What is being asked:
For each line of the material below, give that line again word for word.

==============================

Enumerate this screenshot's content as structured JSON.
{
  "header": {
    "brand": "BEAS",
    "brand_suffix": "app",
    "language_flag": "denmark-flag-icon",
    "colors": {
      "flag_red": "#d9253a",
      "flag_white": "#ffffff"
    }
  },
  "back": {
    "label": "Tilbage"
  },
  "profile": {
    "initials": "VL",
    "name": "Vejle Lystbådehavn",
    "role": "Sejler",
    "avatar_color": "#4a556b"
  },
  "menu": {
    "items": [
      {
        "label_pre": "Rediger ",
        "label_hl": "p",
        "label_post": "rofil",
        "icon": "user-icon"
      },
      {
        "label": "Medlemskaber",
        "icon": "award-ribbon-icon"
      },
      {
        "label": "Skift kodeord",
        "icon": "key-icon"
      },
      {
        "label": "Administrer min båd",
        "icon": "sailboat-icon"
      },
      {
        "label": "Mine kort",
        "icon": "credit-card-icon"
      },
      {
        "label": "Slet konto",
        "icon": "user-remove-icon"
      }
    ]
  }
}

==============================

Reply to the exercise:
Enumerate this screenshot's content as structured JSON.
{
  "header": {
    "brand": "BEAS",
    "brand_suffix": "app",
    "language_flag": "denmark-flag-icon",
    "colors": {
      "flag_red": "#d9253a",
      "flag_white": "#ffffff"
    }
  },
  "back": {
    "label": "Tilbage"
  },
  "profile": {
    "initials": "VL",
    "name": "Vejle Lystbådehavn",
    "role": "Sejler",
    "avatar_color": "#4a556b"
  },
  "menu": {
    "items": [
      {
        "label_pre": "Rediger ",
        "label_hl": "p",
        "label_post": "rofil",
        "icon": "user-icon"
      },
      {
        "label": "Medlemskaber",
        "icon": "award-ribbon-icon"
      },
      {
        "label": "Skift kodeord",
        "icon": "key-icon"
      },
      {
        "label": "Administrer min båd",
        "icon": "sailboat-icon"
      },
      {
        "label": "Mine kort",
        "icon": "credit-card-icon"
      },
      {
        "label": "Slet konto",
        "icon": "user-remove-icon"
      }
    ]
  }
}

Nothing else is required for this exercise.